How to complete this task ▸
A single number is the answer: how many lines of the entries contain the word "JSON"?
━━━━
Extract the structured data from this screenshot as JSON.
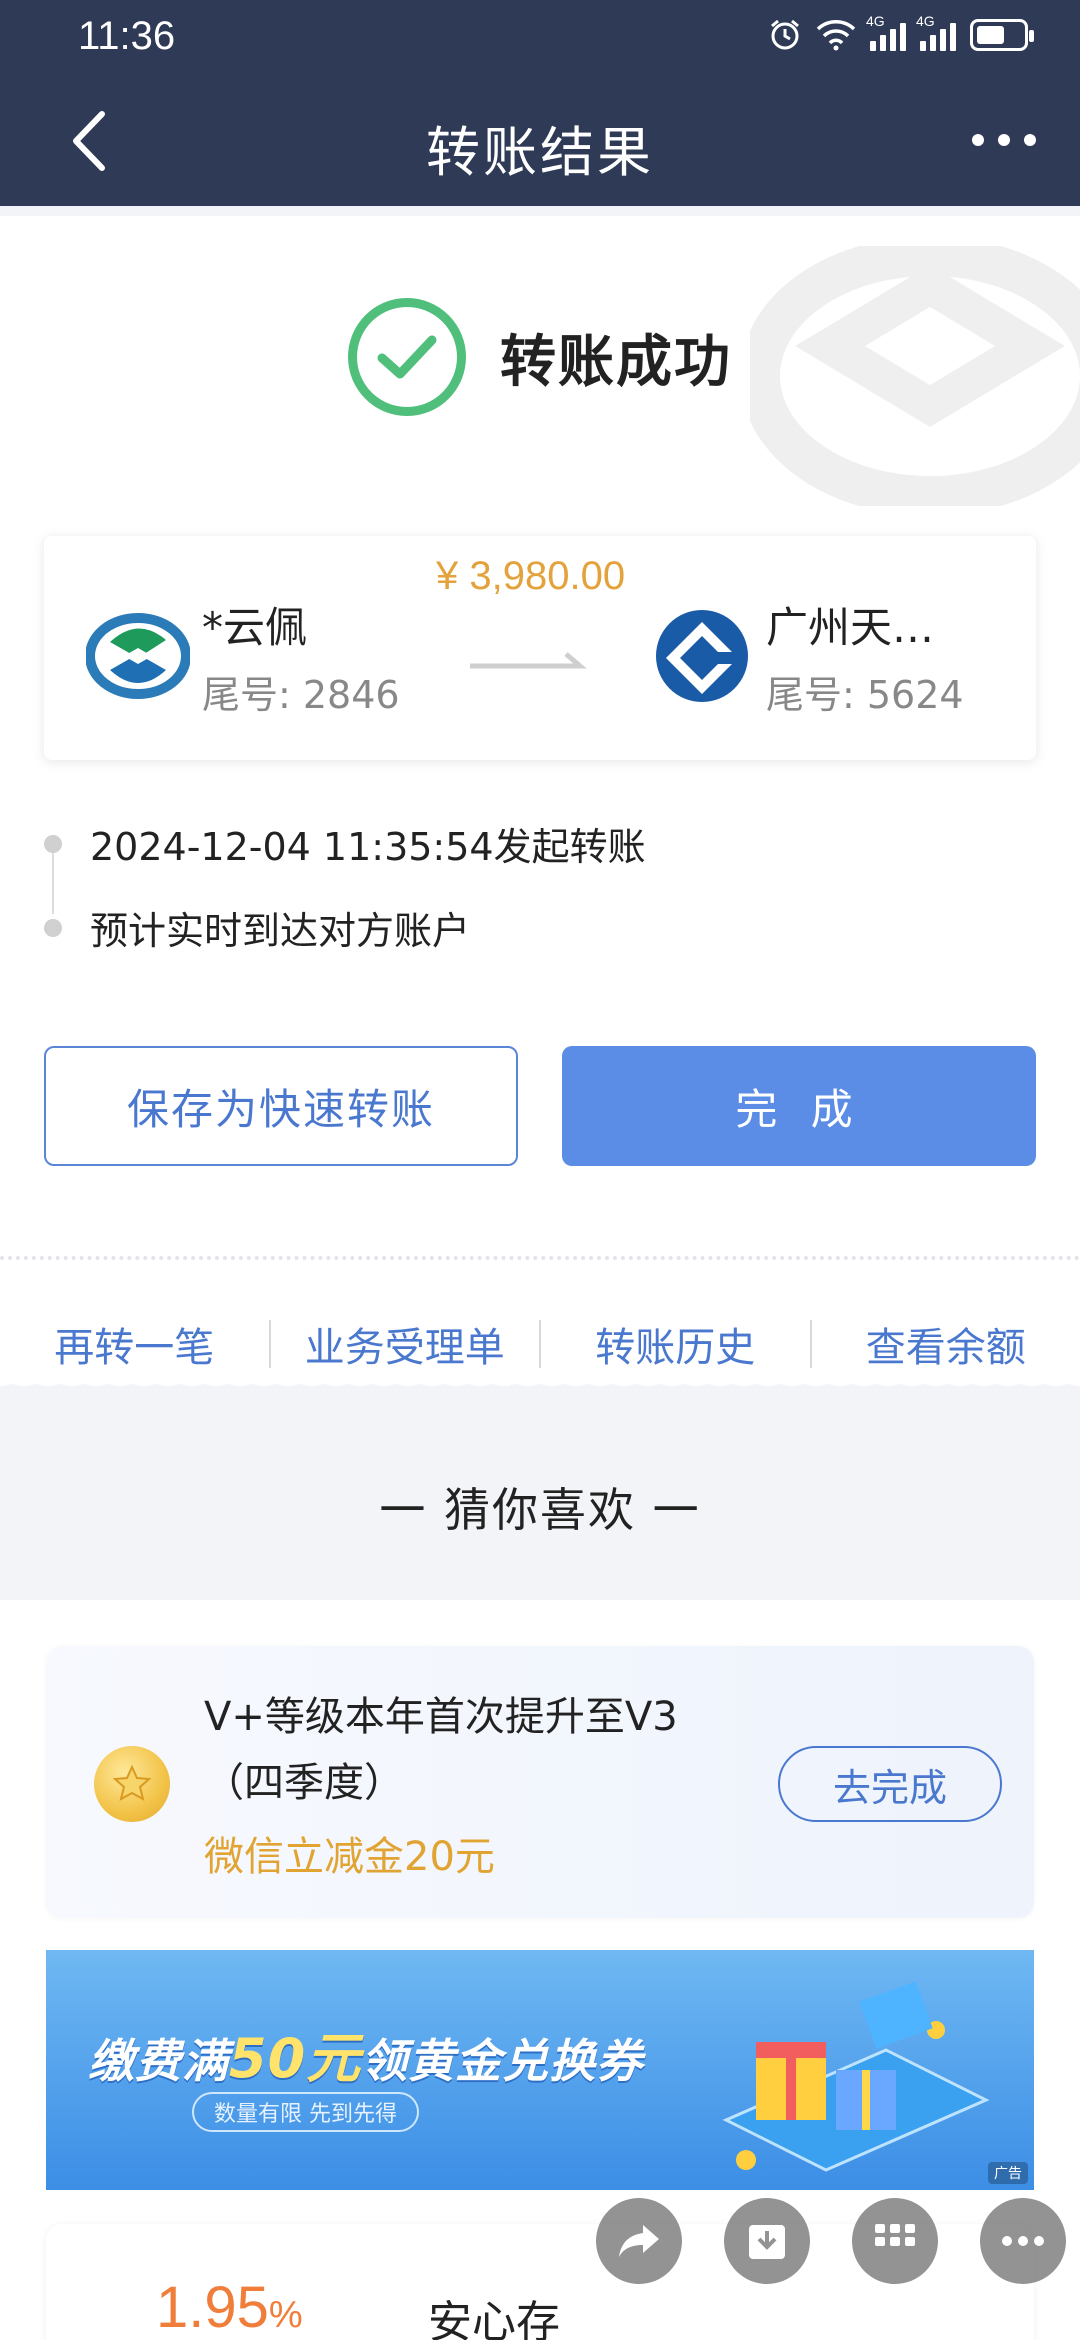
{
  "status_bar": {
    "time": "11:36",
    "net1": "4G",
    "net2": "4G"
  },
  "header": {
    "title": "转账结果"
  },
  "result": {
    "status_text": "转账成功"
  },
  "transfer": {
    "amount": "¥ 3,980.00",
    "from": {
      "name": "*云佩",
      "tail": "尾号: 2846"
    },
    "to": {
      "name": "广州天…",
      "tail": "尾号: 5624"
    }
  },
  "timeline": {
    "step1": "2024-12-04 11:35:54发起转账",
    "step2": "预计实时到达对方账户"
  },
  "buttons": {
    "save": "保存为快速转账",
    "done": "完 成"
  },
  "quick_links": [
    "再转一笔",
    "业务受理单",
    "转账历史",
    "查看余额"
  ],
  "recommend": {
    "section_title": "一 猜你喜欢 一",
    "card": {
      "title": "V+等级本年首次提升至V3（四季度）",
      "subtitle": "微信立减金20元",
      "button": "去完成"
    },
    "banner": {
      "title_a": "缴费满",
      "title_num": "50元",
      "title_b": "领黄金兑换券",
      "pill": "数量有限 先到先得",
      "ad": "广告"
    },
    "product": {
      "rate": "1.95",
      "rate_unit": "%",
      "name": "安心存"
    }
  },
  "colors": {
    "header": "#2e3a56",
    "accent": "#5b8ce6",
    "success": "#4fbf7b",
    "amount": "#e3a23b"
  }
}
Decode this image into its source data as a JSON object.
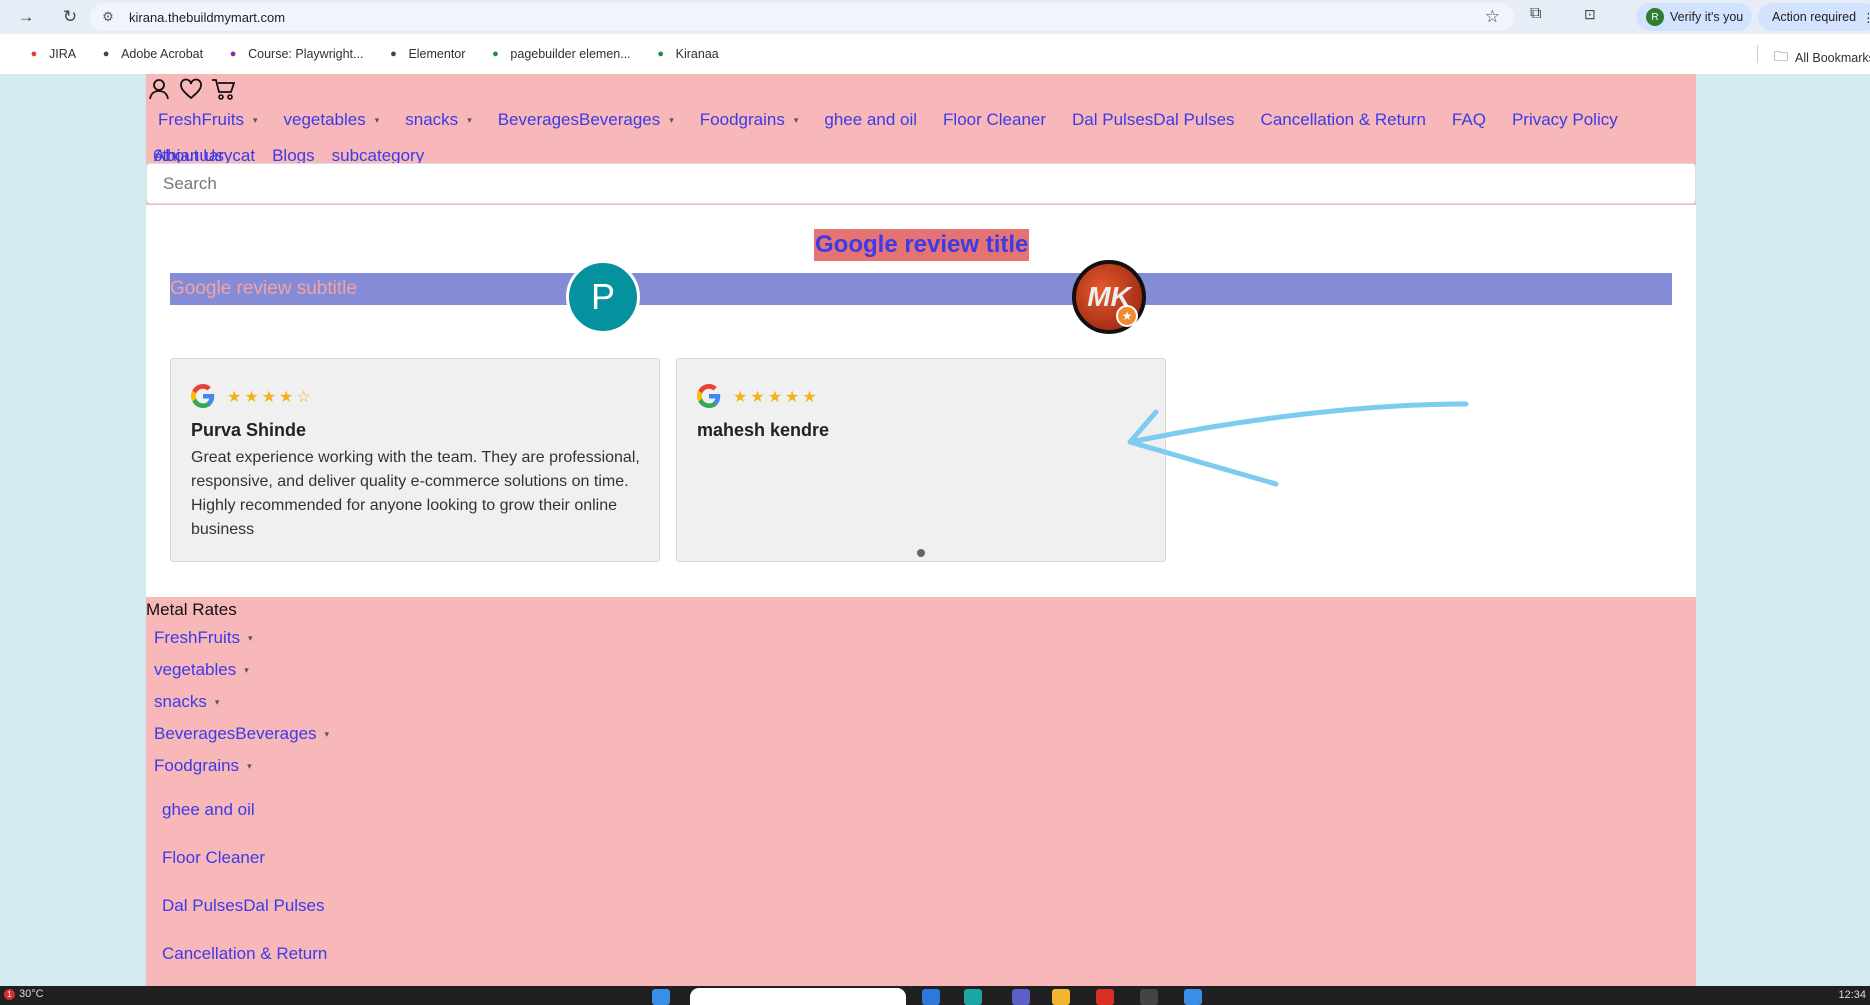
{
  "browser": {
    "url": "kirana.thebuildmymart.com",
    "verify_label": "Verify it's you",
    "verify_avatar": "R",
    "action_label": "Action required",
    "bookmarks": [
      {
        "label": "JIRA",
        "icon": "jira-icon",
        "color": "#e53935"
      },
      {
        "label": "Adobe Acrobat",
        "icon": "acrobat-icon",
        "color": "#444444"
      },
      {
        "label": "Course: Playwright...",
        "icon": "course-icon",
        "color": "#8e24aa"
      },
      {
        "label": "Elementor",
        "icon": "elementor-icon",
        "color": "#444444"
      },
      {
        "label": "pagebuilder elemen...",
        "icon": "sheets-icon",
        "color": "#1e8e3e"
      },
      {
        "label": "Kiranaa",
        "icon": "check-icon",
        "color": "#1e8e3e"
      }
    ],
    "all_bookmarks": "All Bookmarks"
  },
  "header": {
    "menu": [
      {
        "label": "FreshFruits",
        "dropdown": true
      },
      {
        "label": "vegetables",
        "dropdown": true
      },
      {
        "label": "snacks",
        "dropdown": true
      },
      {
        "label": "BeveragesBeverages",
        "dropdown": true
      },
      {
        "label": "Foodgrains",
        "dropdown": true
      },
      {
        "label": "ghee and oil",
        "dropdown": false
      },
      {
        "label": "Floor Cleaner",
        "dropdown": false
      },
      {
        "label": "Dal PulsesDal Pulses",
        "dropdown": false
      },
      {
        "label": "Cancellation & Return",
        "dropdown": false
      },
      {
        "label": "FAQ",
        "dropdown": false
      },
      {
        "label": "Privacy Policy",
        "dropdown": false
      },
      {
        "label": "About Us",
        "dropdown": false
      }
    ],
    "menu_row2": [
      "6thjanuarycat",
      "Blogs",
      "subcategory"
    ],
    "search_placeholder": "Search"
  },
  "reviews": {
    "title": "Google review title",
    "subtitle": "Google review subtitle",
    "items": [
      {
        "name": "Purva Shinde",
        "rating": 4,
        "avatar": "P",
        "text": "Great experience working with the team. They are professional, responsive, and deliver quality e-commerce solutions on time. Highly recommended for anyone looking to grow their online business"
      },
      {
        "name": "mahesh kendre",
        "rating": 5,
        "avatar": "MK",
        "text": ""
      }
    ]
  },
  "footer": {
    "title": "Metal Rates",
    "dropdown_items": [
      "FreshFruits",
      "vegetables",
      "snacks",
      "BeveragesBeverages",
      "Foodgrains"
    ],
    "plain_items": [
      "ghee and oil",
      "Floor Cleaner",
      "Dal PulsesDal Pulses",
      "Cancellation & Return"
    ]
  },
  "taskbar": {
    "weather": "30°C",
    "weather_badge": "1",
    "clock": "12:34"
  },
  "colors": {
    "page_bg": "#f8b7b8",
    "link": "#3b3be8",
    "title_bg": "#e57373",
    "subtitle_bg": "#848cd8",
    "star": "#f6b01e",
    "annotation_arrow": "#7ecbf0"
  }
}
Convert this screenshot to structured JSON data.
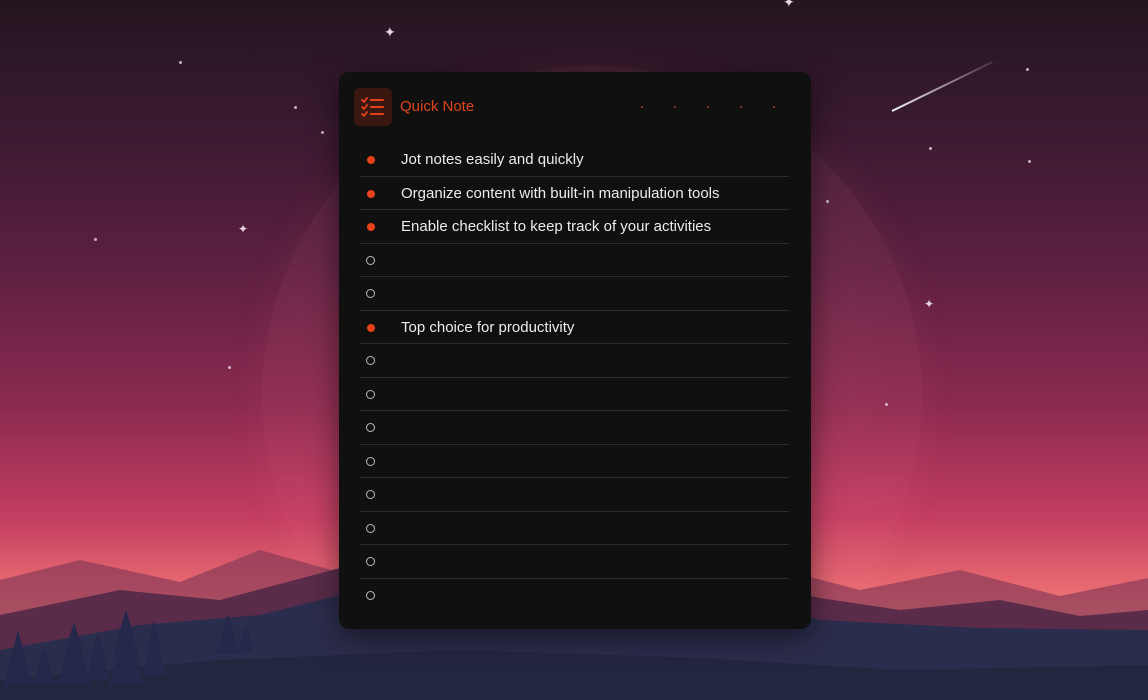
{
  "app": {
    "title": "Quick Note",
    "icon": "checklist-icon",
    "accent_color": "#e8421a"
  },
  "notes": [
    {
      "text": "Jot notes easily and quickly",
      "checked": true
    },
    {
      "text": "Organize content with built-in manipulation tools",
      "checked": true
    },
    {
      "text": "Enable checklist to keep track of your activities",
      "checked": true
    },
    {
      "text": "",
      "checked": false
    },
    {
      "text": "",
      "checked": false
    },
    {
      "text": "Top choice for productivity",
      "checked": true
    },
    {
      "text": "",
      "checked": false
    },
    {
      "text": "",
      "checked": false
    },
    {
      "text": "",
      "checked": false
    },
    {
      "text": "",
      "checked": false
    },
    {
      "text": "",
      "checked": false
    },
    {
      "text": "",
      "checked": false
    },
    {
      "text": "",
      "checked": false
    },
    {
      "text": "",
      "checked": false
    }
  ]
}
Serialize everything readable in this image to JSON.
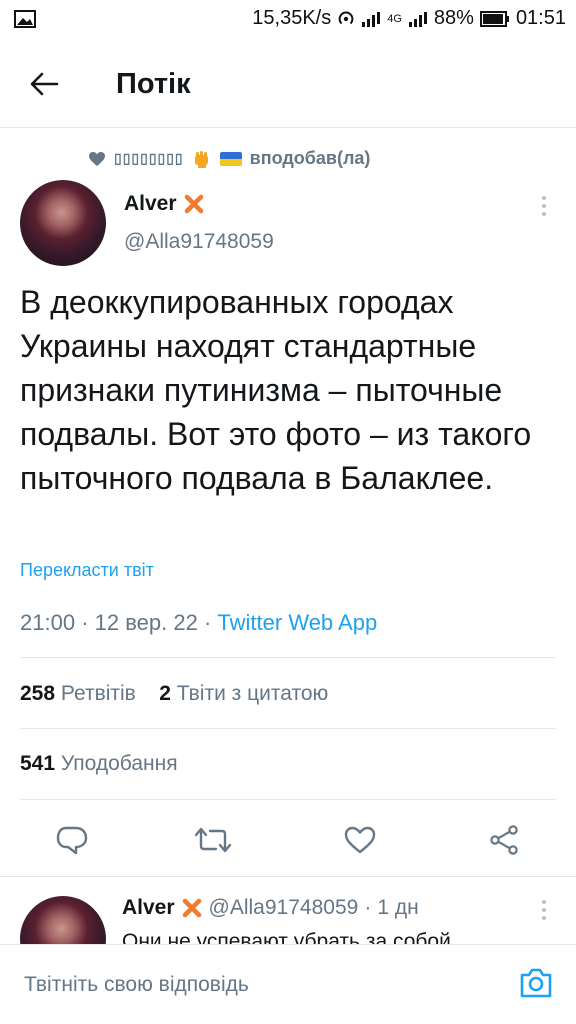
{
  "statusbar": {
    "net_speed": "15,35K/s",
    "network_type": "4G",
    "battery": "88%",
    "time": "01:51"
  },
  "appbar": {
    "title": "Потік"
  },
  "social_context": {
    "name": "▯▯▯▯▯▯▯▯",
    "action": "вподобав(ла)"
  },
  "tweet": {
    "author_name": "Alver",
    "author_handle": "@Alla91748059",
    "text": "В деоккупированных городах Украины находят стандартные признаки путинизма – пыточные подвалы. Вот это фото – из такого пыточного подвала в Балаклее.",
    "translate_label": "Перекласти твіт",
    "time": "21:00",
    "date": "12 вер. 22",
    "app": "Twitter Web App",
    "retweets_count": "258",
    "retweets_label": "Ретвітів",
    "quotes_count": "2",
    "quotes_label": "Твіти з цитатою",
    "likes_count": "541",
    "likes_label": "Уподобання"
  },
  "reply": {
    "author_name": "Alver",
    "author_handle": "@Alla91748059",
    "age": "1 дн",
    "preview": "Они не успевают убрать за собой"
  },
  "reply_bar": {
    "placeholder": "Твітніть свою відповідь"
  },
  "colors": {
    "accent": "#1da1f2",
    "muted": "#657786",
    "x_mark": "#f27a2e"
  }
}
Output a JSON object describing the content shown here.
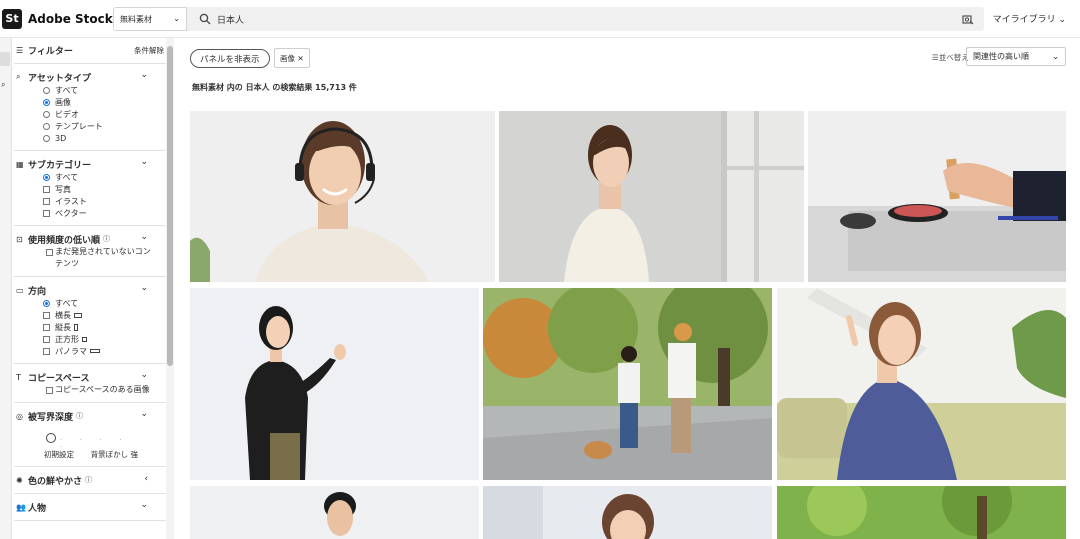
{
  "header": {
    "logo_badge": "St",
    "logo_text": "Adobe Stock",
    "scope_label": "無料素材",
    "search_value": "日本人",
    "library_label": "マイライブラリ"
  },
  "filter_panel": {
    "title": "フィルター",
    "clear_label": "条件解除",
    "asset_type": {
      "title": "アセットタイプ",
      "options": [
        "すべて",
        "画像",
        "ビデオ",
        "テンプレート",
        "3D"
      ],
      "selected": "画像"
    },
    "subcategory": {
      "title": "サブカテゴリー",
      "options": [
        "すべて",
        "写真",
        "イラスト",
        "ベクター"
      ],
      "selected": "すべて"
    },
    "low_usage": {
      "title": "使用頻度の低い順",
      "option": "まだ発見されていないコンテンツ"
    },
    "orientation": {
      "title": "方向",
      "options": [
        "すべて",
        "横長",
        "縦長",
        "正方形",
        "パノラマ"
      ],
      "selected": "すべて"
    },
    "copy_space": {
      "title": "コピースペース",
      "option": "コピースペースのある画像"
    },
    "depth_of_field": {
      "title": "被写界深度",
      "label_left": "初期設定",
      "label_right": "背景ぼかし 強"
    },
    "color_vividness": {
      "title": "色の鮮やかさ"
    },
    "people": {
      "title": "人物"
    }
  },
  "toolbar": {
    "hide_panel_label": "パネルを非表示",
    "chip_label": "画像",
    "sort_label": "並べ替え",
    "sort_value": "関連性の高い順"
  },
  "results": {
    "summary": "無料素材 内の 日本人 の検索結果 15,713 件"
  },
  "colors": {
    "accent": "#1473e6",
    "brand": "#1a1a1a"
  }
}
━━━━
Task output ▸
5